Very helpful article for beginners. I look forward to reading the whole series. You may want to share this post on this link-up on bargain shopping.

I don't find coupons worthwhile for me, but I know others who do find great savings with them. All that free stuff some people get from watching coupons, double coupons, sales, and drugstore 'rewards' are also things that go nicely in gift baskets for college students and newlyweds.

Anonymous, your hostility is ridiculously misplaced.

Farmer's Markets are actually, by definition, in *towns*. Farmers and other venders come together and set up a market in town, taking their produce closer to the customers. I live in a small rural town that is our county seat, and we have on twice a week on the Courthouse square. In a university town an hour away they have one twice a week just a few blocks from Walmart, on the tennis courts of a large city park.

There are some ways to cook those tough cuts of meat that make them a bit easier on the teeth.=)

Teri Lester said...

A great way to keep track of what you're spending, that's way easier than a calculator, is to make tick marks - you know, 4 "l" and then the fifth is a slash across. Just make them on your shopping list. I do 4 sets of 5 on a line, so each line is $20.

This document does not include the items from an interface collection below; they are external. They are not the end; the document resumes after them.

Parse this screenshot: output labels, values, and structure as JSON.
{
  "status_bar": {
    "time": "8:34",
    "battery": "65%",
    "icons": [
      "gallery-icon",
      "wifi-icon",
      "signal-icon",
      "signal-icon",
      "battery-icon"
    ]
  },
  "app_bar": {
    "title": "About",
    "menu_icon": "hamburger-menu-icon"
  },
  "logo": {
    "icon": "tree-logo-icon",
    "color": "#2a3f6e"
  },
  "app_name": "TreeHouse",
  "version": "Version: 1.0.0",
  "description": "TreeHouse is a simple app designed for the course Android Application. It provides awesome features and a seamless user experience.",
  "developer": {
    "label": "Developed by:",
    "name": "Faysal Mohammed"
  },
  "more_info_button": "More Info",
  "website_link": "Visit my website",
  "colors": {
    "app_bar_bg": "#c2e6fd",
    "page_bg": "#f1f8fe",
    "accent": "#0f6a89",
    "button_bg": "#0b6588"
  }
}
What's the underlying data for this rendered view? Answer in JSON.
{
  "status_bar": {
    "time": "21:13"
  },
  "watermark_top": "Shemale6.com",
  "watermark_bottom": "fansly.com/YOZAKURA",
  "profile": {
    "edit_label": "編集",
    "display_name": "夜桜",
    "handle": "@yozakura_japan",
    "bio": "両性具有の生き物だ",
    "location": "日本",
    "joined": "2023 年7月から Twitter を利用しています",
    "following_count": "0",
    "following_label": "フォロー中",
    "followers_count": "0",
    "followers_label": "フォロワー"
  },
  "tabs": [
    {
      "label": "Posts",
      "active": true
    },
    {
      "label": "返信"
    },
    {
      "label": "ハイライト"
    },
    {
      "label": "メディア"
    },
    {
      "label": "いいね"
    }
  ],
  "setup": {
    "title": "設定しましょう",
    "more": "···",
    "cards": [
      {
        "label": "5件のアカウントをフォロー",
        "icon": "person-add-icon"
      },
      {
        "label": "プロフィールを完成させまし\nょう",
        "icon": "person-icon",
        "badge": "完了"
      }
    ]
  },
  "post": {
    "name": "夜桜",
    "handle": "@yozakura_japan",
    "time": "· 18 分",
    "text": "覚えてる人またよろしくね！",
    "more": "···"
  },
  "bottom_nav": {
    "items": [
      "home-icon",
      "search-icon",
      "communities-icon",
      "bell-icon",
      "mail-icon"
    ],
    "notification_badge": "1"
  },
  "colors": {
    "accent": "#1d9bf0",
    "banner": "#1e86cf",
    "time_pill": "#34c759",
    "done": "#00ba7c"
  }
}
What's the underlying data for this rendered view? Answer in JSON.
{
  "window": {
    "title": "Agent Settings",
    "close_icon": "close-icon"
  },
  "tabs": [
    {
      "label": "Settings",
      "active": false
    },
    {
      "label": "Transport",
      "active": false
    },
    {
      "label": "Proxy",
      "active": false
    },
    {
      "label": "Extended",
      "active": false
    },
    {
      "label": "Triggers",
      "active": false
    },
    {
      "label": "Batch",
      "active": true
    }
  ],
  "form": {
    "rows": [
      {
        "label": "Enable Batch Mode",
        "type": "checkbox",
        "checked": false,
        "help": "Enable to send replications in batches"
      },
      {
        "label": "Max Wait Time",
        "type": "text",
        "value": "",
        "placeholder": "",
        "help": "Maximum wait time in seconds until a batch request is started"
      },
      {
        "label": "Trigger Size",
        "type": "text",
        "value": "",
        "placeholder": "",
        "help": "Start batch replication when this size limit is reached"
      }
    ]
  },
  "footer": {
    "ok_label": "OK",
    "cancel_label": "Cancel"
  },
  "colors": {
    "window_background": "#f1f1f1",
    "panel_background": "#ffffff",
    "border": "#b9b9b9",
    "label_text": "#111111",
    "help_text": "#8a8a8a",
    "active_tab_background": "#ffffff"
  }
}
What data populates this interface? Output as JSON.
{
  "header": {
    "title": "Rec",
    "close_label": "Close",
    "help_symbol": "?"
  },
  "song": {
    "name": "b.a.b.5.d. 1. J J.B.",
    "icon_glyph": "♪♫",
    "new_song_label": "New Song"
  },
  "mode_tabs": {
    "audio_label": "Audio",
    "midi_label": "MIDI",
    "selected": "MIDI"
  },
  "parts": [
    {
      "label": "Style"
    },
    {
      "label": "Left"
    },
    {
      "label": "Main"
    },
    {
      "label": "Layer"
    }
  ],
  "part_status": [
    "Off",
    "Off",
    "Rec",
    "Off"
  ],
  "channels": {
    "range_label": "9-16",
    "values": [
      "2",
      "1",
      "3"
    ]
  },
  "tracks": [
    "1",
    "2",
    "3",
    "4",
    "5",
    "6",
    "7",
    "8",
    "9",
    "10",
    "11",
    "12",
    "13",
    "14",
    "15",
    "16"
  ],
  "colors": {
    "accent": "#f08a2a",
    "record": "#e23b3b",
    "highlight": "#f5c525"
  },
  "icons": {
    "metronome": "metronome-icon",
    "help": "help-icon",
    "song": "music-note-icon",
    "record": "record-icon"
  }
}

Everything you put in your basket, you either round up or round down to the number of dollars. $2.75, 3 tick marks. 2.49, 2 tick marks. The items really do balance out each other over the course of a shopping trip so you'll be pretty close to the final total.

When you've reached your budget limit, you either stop shopping or put things back. (And don't forget to leave a few dollars for tax if you're in a state that taxes food.)

If you're accurate/honest about your rounding, you'll be surprised how close you'll come to the final amount. Better than a calculator because you don't have to worry about losing your accumulated total, and again, it's right on your list so you don't need to carry anything extra.

You can do the same thing if you're shopping at Sam's/Costco, or clothes shopping - just make your mark a reasonable multiple. At Costco I do 4 sets of number 5, clothes shopping I'll do either 5 or 10 depending on my budget. It still keeps you in the ballpark without a lot of unnecessary fussing.